In a strict propertarian view, all rights are property rights (and likely to be treated as commodities-in-themselves). In my view, property rights are an extension of (and inherently constrained by) a more general right of personal sovereignty. A claimed property right that isn’t consistent with respect for personal sovereignty in the first place is inherently null and void from my perspective. For a basic example, I don’t think that someone loses their right to life and liberty as soon as they enter someone else’s property – owning property does not grant one the legitimate power to murder and enslave people just because they are on your property. In this sense, the decision-making power granted by a property right is inherently not absolute.If we do take the view that property rights are axoimatic absolutes, I think that this practically reduces all rights claims to meaninglessness because the absolute authority of a property owner can override anyone else’s rights, leading to absurd scenarios in which aggression is actually being justified. It seems to me that property (including property as expressed in the concept of self-ownership, which I think is a propertarian misconceptualization of the right of liberty or personal sovereignty) is clearly not axoimatic or absolute in this way – it is constrained by respect for equal personal liberty in the first place, rather than being the foundation for the concept of liberty.The fundamental clash here is between a conception of libertarianism in which the concept of liberty is thought of as being derived from property and a conception of libertarianism in which the concept of “legitimate” property is derived from the concept of equal liberty. The former conception tends to lead to “absolutist propertarianism”, which is to say the notion that a particular conception of “property rights” is the foundation for everything else (even taken to the point of treating people as something to have exchangable property titles over) and the tendency to support absolute authority over other people based on territorial claims.
This is by no means a strictly left-libertarian vs. right-libertarian issue, since various aristotilean notions of libertarianism tend towards the latter view. Furthermore, there is an extent to which it is a matter of degree. While I do not strictly adhere to it (for example, I don’t think that the NAP is an axoim and I don’t use “self-ownership” as a starting point), I must admit that I find the Rothbardian conception of libertarianism much more sound than the Blockean conception. What it boils down to is that the Rothbardian conception is in some sense “thicker”. Block adopts a sort of “libertarian legalism” that I think clashes with Rothard’s notion of libertarianism.

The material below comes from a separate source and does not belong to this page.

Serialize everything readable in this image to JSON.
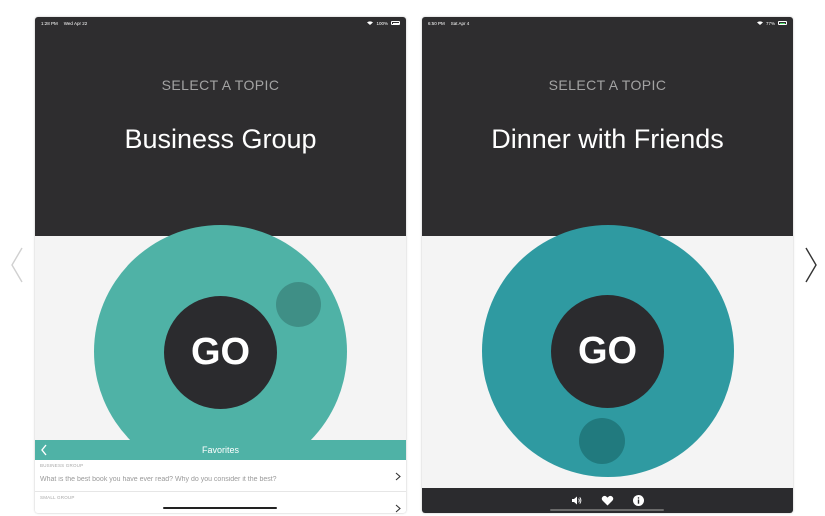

While Walter Block talks about “voluntary slavery”, Rothbard would have rejected any slavery contract as inherently being null and void due to inalienability. However, I think that both Rothbard and Block are mistaken to the extent that they treat all rights as property rights, only Rothbard shied away from some of the conclusions from this that Block would endorse (I.E. “voluntary slavery” in particular). What I’d like to point out, however, is that the whole “voluntary slavery” notion logically follows from the error of treating property as the starting point in the first place. In this sense, Block is more consistent than Rothbard, but he is consistently wrong, whereas Rothbard is correct to not endorse such conclusions but it remains a fact that those incorrect conclusions should follow from his view that all rights are property rights.
I see the issue of “voluntary slavery” only arising if one treats the concept of self-ownership as an exchangable property title, while I think that personal sovereignty is immutable and does not function exactly like a property title. I don’t think it makes practical sense to concieve of rights as commodities in themselves; on the contrary, it seems to me that the function of rights would partially be as a pretext for having a freed market in anything to begin with. The opposite notion of an open-ended “free market in rights” being the pretext for rights seems to erode any consistency in the application of individual rights concepts and simply legitimizes whatever the whims of a territorial owner happens to be. In my understanding, individual rights need to be respected in order for the market to be free to begin with.